As a result three directors are seemingly departing the company, impacting on two key parts of the MAMA business: sponsorship and artist management. In the former domain, there was chatter online last week that Rory Bett, the founder and MD of MAMA’s all important sponsorship business Music & Media Solutions, had tendered his resignation. Meanwhile rumour has it two key players from the company’s SuperVision management agency also plan to leave the company later this month, and MAMA’s artist management unit is likely to be wound down as a result.

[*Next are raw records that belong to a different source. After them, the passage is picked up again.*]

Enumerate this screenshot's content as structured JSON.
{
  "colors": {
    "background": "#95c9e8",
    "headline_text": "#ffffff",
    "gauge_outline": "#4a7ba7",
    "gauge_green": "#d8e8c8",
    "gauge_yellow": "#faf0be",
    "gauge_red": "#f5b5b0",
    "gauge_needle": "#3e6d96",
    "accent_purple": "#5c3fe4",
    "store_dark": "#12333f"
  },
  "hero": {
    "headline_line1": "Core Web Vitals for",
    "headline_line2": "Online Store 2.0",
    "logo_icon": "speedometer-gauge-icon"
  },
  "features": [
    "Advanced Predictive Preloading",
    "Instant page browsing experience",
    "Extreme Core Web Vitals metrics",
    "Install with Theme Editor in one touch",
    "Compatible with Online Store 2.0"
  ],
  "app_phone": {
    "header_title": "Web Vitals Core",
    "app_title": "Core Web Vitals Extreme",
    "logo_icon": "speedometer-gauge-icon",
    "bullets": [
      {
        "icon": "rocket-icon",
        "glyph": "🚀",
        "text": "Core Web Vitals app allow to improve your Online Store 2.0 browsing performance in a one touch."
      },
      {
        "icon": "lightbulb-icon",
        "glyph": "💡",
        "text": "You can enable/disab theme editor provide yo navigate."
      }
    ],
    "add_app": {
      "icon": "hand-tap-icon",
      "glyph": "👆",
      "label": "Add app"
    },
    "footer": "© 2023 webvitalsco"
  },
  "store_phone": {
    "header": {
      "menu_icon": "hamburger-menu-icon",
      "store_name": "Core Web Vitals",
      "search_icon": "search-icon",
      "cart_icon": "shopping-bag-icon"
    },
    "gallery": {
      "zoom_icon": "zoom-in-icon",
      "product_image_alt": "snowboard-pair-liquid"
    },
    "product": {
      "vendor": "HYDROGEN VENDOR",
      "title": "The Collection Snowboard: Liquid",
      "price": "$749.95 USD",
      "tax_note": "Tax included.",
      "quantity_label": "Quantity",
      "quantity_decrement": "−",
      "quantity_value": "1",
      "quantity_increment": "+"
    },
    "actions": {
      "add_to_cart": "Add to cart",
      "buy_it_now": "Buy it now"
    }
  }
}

While that still leaves the larger venue and festivals side of the company, if key execs there were also to leave the buyers of MAMA might find themselves in the situation Terra Firma created at EMI – ie without the key people who have provided the personal links to artists and managers (and in MAMA’s case agents and festival partners) over the years, it becomes increasingly hard to secure the artistic talent required for success. Sources close to the G-A-Y enterprise, in which MAMA is a shareholder, say management there, led by founder Jeremy Joseph, are already reviewing their options in case their personal contacts within the MAMA empire leave during any sale.

Of course some buyers – including AEG and at least one other London theatre owner thought to be bidding – might only be interested in the MAMA venue real estate, and in particular the Hammersmith Apollo. But for other bidders – possibly including Sony, whose interest likely goes beyond buildings – losing key executives in booking, sponsorship and management, and the impact that could have on partnerships with profitable brands like G-A-Y, could be an issue.

Some other MAMA directors are still expected to make a bid themselves for some or all of the company and, as previously reported, there has been speculation that AEG might bid for the bigger venues, leaving the rest of the group to be sold as a standalone entity, though it’s not clear whether such a split sale has been formally proposed by any of the bidders to date. It’s thought second stage bids should be filed with HMV later this month.